will also be given out by the Warden.
Formal Report to Go Out.
At the execution on Tuesday, Dr.
Carlos F. McDonald of New York and Prison Physician Gerin will be
the attending physicians, and the priests, if any are requested
by Czolgosz, will be the two Polish ones that have heretofore visited
him. State Controller Erastus Knight of Buffalo has been asked to
be foreman of the official jury, and will be here. The rest of the
jury of twelve men is made up of prominent individuals, including
some other State officials.
Rumored Change in Time.
Various reports changing that time
have gone through Auburn today and tonight. One rumor places the
time at 7 o’clock tomorrow, but that is discredited by the fact
that Superintendent of State Prisons Cornelius V. Collins will not
arrive here until 3 o’clock tomorrow afternoon, and none of the
regularly summoned witnesses has yet reached Auburn.
The chair in which Czolgosz will sit
to receive the deadly electrical shock was examined and tested today
by State Electrician E. F. Davis and is ready for the part that
it is to play in the final scene of the great national tragedy.
Davis carefully examined the wiring, switchboard, and electrodes
and satisfied himself that they were in good condition. He also
inspected the dynamos in the prison shop where the current is generated,
and at his direction the current was for a brief period sent pulsating
into the deathhouse as it will go on Tuesday morning, carrying final
punishment to the murderer.
Prison Officials Drilled.
Electrician Davis will look the apparatus
over again tomorrow, and review with the prison officials the plan
under which the sentence of death is to be carried out.
Czolgosz will be the fifty-ninth man
in the State and the fifteenth at Auburn prison at whose electrocution
Davis has applied the current.
The death warrant has not yet been

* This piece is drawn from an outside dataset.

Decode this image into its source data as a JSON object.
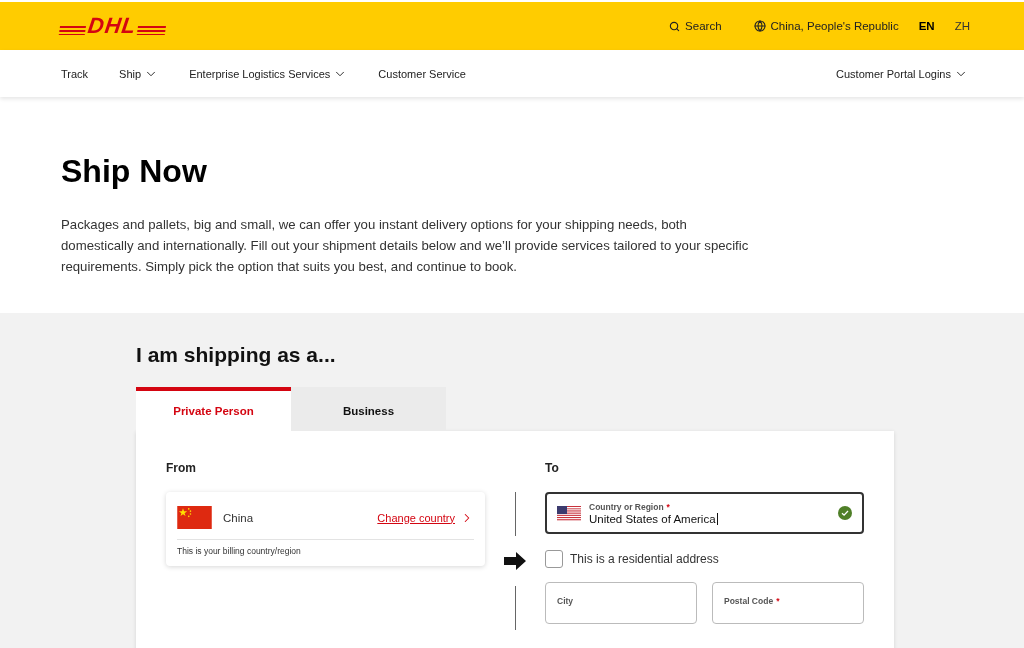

read to the prisoner, but it is believed that it will be tomorrow
afternoon. The general practice is to read this paper some time
after the commencement of the period for execution designated by
the court. That period in this commenced at midnight tonight.
Dr. Carlos F. McDonald of New York
City, who examined Czolgosz in Buffalo and pronounced the prisoner
sane, has been anxious to take away with him from the autopsy the
assassin’s brain for purposes of microscopical examination. Permission
Father Sends Last Message.
Cleveland, O., Oct. 27.—The last
message from the father of Leon Czolgosz was sent this afternoon,
when the elder Czolgosz said:
“Tell Leon that I hope that he may
rest in peace, that he will become reconciled to God, and will meet
his end bravely. Tell him that as much as I and all of our family
regret his most unhappy plight, we can do nothing to interfere;
that he alone is responsible for his unfortunate position, and that
he must meet his punishment as a consequence.”